  • disorders of the endocrine system,
  • allergies,
  • infertility,
  • dermatological conditions,
  • pulmonary disorders,
  • etc.

Q: What does a typical day in the clinic look like for you? What kind of patients do you treat mostly?

DB: A typical day in my clinic? Let’s divide it into two categories.

I have my days in the rehabilitation center of the hospital. There, I’ll see more patients suffering from pain, back surgery or spinal surgery that went wrong and the patients now suffer from neurological disorders. I’ll see patients who suffer from a stroke, Parkinson’s, MS, Guillain Barré, all types of neurological disorders, which affect the patient’s gait and motor functions.

When I work in my private clinic, it’s a community clinic, so it allows patients to come into the clinic and not have to pay a large sum of money to be treated. There I see around 150 patients a week who suffer mainly, again, from pain. I also treat patients that are post- cerebrovascular accident (CVA) or Parkinson’s patients and MS patients.

I also see patients suffering from internal disorders, such as

  • allergies,
  • digestive issues,
  • improper bladder function,
  • emotional distress,
  • anxiety,
  • etc.

Those types of patients also come to my clinic. But the majority of them are in pain.

In the clinic, a lot of times I combine YNSA and body acupuncture.

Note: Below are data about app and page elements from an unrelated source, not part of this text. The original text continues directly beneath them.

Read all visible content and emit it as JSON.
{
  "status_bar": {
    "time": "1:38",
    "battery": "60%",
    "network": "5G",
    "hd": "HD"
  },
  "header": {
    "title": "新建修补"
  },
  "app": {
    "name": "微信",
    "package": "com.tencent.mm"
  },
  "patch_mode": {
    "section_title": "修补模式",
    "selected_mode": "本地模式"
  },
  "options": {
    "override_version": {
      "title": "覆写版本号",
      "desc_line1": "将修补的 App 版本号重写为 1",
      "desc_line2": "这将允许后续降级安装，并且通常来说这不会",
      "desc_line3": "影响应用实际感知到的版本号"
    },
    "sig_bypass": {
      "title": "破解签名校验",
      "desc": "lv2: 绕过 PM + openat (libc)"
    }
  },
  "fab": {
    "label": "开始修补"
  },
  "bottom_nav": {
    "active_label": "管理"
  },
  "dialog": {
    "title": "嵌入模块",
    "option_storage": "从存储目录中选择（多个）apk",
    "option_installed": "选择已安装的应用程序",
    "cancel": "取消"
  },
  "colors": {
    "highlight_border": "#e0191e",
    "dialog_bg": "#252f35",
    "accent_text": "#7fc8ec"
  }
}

Q: How much time does a YNSA treatment usually take and how many needles do you use?

DB: YNSA treatments can run from 30 minutes to an hour. It depends what disorder the patient is coming into the clinic with. If it is more chronic, or more of a severe neurological disorder, the treatment will be closer to an hour. But if it’s an acute situation of pain – a sprained ankle, for example, or lower back pain – it usually is about 30 minutes.

To insert the needles in the correct point, it takes maximum 5 to 10 minutes. Once the needles have been inserted you can do some manual work with the patient.

The amount of needles depends on the type of patient. In my belief, what I try to achieve is “less is more”. In average, when I do a full YNSA treatment, around 6 to 10 needles maximum. In some cases, I’ll use maybe 2 to 3 needles to get the maximum effect and leave the patient with those needles. Those cases you’ll see more in MS patients.

Q: What is your favorite thing to treat with YNSA?

DB: The favorite thing to treat with YNSA is disorders that occur, because of a neurological origin. It could be anything from stroke to Parkinson’s, MS, Guillain Barré, musculoskeletal disorders, which are more caused by the neuronal dysfunction than the muscles themselves.

Sometimes it’s also fun when you have a patient that just suffers from pain, ankle pain for example, and you just put in a needle and suddenly it’s “Wow, the pain is gone!” These “wow” results give me a lot of pleasure.

Q: How long does it take to master YNSA?

DB: It doesn’t take too long to master YNSA. I think if you keep practicing in your clinic and you use the method, in about 2 months you can really master the YNSA method. Maybe even less. But if you take it at a slow pace, after about 6 months you should be able to master it.

Q: What kind of disorders will participants be able to treat after this seminar?

DB: First of all, the biggest disorder that participants will be able to treat after the seminar is all types of pain. If it is of orthopedic origin, muscular origin, or even if it is of neurological origin, you’ll get good results. You’ll be able to treat it very, very well after the seminar.

Secondly, after the seminar you’ll be able to treat neurological disorders such as the diseases and disorders which I’ve already expanded on – Parkinson’s, stroke, MS, back surgeries that went wrong, etc. You’ll get good results.

Other disorders that you’ll be able to treat well with YNSA gynecological disorders:

  • Infertility,
  • hormonal imbalance,
  • hot flashes,
  • menstrual disorders.

During the seminar in Amsterdam, I however speak less about internal diseases and more about neurological disorders and rehabilitation, because that’s my main area of expertise.

YNSA Seminar, Amsterdam

Neurological and chronic pain disorders are on the rise. Would you like to become an expert in treating neurological and pain conditions with acupuncture? Then this seminar from January 11th-13th 2019 with David Bomzon and Avi Amir is definitely for you! Sign up today, only limited spots available!